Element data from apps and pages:
┌──

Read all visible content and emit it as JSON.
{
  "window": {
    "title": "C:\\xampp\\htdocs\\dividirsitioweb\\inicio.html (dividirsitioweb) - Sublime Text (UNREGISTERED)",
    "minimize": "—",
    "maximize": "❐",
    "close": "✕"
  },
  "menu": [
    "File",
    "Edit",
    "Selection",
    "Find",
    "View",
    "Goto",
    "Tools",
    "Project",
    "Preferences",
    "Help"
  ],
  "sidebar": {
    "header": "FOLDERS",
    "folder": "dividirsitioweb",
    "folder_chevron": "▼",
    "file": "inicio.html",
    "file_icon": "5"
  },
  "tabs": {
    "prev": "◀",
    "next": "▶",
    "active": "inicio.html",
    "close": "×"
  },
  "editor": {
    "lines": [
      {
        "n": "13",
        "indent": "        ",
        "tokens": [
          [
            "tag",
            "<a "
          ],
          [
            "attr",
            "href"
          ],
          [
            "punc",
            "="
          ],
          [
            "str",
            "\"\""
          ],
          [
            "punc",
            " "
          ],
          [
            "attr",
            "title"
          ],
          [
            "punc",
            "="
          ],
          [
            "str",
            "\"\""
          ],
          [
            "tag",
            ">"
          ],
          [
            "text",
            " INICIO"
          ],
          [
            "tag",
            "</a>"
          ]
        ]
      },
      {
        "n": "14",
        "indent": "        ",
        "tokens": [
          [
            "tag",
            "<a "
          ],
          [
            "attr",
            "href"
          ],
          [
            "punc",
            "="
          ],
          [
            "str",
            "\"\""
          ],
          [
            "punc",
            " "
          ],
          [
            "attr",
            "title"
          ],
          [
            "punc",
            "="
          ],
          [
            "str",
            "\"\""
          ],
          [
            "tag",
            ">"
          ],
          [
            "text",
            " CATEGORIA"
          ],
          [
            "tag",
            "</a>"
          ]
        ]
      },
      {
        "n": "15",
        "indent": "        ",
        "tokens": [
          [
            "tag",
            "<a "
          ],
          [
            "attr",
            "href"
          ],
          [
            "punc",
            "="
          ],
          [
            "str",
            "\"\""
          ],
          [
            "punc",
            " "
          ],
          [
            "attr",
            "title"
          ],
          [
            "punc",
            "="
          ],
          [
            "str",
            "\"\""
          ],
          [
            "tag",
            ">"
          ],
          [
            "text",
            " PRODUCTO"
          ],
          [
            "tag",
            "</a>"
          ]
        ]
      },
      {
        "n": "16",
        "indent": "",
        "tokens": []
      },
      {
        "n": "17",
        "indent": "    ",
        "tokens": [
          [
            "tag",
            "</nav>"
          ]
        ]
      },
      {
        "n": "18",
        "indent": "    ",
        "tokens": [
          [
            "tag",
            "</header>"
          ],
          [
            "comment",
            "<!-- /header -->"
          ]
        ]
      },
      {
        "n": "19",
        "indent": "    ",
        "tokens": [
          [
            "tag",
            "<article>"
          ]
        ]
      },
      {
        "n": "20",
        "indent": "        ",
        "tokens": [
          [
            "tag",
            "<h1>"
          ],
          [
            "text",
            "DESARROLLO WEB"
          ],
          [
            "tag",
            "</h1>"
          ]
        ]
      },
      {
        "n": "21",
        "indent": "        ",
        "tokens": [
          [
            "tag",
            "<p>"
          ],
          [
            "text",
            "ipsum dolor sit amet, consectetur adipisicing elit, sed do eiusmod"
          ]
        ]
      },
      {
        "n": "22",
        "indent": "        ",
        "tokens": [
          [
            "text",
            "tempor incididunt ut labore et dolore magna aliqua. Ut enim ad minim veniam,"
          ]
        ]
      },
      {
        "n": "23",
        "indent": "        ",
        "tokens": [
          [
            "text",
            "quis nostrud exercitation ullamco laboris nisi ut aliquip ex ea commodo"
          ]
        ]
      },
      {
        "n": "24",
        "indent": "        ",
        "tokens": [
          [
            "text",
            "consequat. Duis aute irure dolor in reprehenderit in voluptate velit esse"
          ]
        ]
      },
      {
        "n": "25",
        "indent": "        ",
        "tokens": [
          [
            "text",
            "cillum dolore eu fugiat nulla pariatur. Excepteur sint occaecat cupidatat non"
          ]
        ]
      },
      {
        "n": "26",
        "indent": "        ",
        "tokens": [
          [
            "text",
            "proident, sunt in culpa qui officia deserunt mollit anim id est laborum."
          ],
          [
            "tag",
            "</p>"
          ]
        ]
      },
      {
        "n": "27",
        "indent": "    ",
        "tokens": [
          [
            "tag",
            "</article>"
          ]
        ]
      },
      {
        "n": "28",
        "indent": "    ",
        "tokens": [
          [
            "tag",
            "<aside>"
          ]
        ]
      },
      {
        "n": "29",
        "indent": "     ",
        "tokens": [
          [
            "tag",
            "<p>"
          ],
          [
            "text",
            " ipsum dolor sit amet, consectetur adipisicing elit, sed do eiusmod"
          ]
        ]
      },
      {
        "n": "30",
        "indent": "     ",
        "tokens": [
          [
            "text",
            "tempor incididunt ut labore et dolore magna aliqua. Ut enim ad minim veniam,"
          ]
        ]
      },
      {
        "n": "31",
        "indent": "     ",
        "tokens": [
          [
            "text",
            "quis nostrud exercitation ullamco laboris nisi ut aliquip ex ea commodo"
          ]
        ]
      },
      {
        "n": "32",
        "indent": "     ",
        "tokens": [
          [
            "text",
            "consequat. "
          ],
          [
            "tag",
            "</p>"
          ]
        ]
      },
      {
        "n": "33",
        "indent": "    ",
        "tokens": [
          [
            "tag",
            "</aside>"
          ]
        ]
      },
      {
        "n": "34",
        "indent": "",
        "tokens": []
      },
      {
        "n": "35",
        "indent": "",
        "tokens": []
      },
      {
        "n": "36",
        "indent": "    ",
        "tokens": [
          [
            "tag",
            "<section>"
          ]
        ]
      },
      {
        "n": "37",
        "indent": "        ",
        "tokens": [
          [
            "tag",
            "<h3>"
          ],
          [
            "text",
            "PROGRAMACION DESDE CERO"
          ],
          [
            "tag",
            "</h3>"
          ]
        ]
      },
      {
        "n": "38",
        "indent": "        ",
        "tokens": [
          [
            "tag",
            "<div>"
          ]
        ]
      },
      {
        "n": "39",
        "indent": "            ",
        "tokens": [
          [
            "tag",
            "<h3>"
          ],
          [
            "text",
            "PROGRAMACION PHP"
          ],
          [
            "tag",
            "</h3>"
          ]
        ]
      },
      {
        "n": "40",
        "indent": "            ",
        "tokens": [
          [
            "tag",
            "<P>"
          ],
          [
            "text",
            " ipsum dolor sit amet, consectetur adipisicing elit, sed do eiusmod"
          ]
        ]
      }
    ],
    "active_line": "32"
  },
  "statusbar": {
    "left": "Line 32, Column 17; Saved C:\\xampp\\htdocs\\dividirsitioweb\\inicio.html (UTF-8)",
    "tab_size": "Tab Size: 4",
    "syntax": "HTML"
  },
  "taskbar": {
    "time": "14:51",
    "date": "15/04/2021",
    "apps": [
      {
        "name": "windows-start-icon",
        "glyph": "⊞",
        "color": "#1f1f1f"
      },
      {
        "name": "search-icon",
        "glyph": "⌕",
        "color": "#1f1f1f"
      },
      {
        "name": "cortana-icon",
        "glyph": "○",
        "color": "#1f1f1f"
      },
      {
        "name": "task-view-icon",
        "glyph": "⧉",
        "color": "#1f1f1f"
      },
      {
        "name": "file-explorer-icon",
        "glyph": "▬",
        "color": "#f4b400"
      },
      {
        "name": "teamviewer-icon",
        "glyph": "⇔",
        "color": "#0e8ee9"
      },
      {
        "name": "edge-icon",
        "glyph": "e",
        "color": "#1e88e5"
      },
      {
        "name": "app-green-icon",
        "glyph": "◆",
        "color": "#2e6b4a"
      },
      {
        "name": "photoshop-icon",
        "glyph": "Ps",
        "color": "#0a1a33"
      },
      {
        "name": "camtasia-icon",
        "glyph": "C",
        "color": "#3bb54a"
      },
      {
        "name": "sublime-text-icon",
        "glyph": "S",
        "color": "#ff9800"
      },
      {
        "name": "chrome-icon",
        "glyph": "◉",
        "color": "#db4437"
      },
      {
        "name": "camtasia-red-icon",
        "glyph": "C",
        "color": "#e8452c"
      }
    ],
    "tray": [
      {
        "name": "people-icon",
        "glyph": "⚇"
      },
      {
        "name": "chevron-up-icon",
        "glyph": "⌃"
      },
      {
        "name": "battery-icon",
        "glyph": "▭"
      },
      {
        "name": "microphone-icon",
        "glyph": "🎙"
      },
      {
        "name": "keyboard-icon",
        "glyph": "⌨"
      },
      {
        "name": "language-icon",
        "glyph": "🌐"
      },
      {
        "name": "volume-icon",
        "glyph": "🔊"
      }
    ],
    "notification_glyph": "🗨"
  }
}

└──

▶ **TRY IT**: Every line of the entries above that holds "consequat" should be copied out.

▶ **RESPONSE**:
            "consequat. Duis aute irure dolor in reprehenderit in voluptate velit esse"
            "consequat. "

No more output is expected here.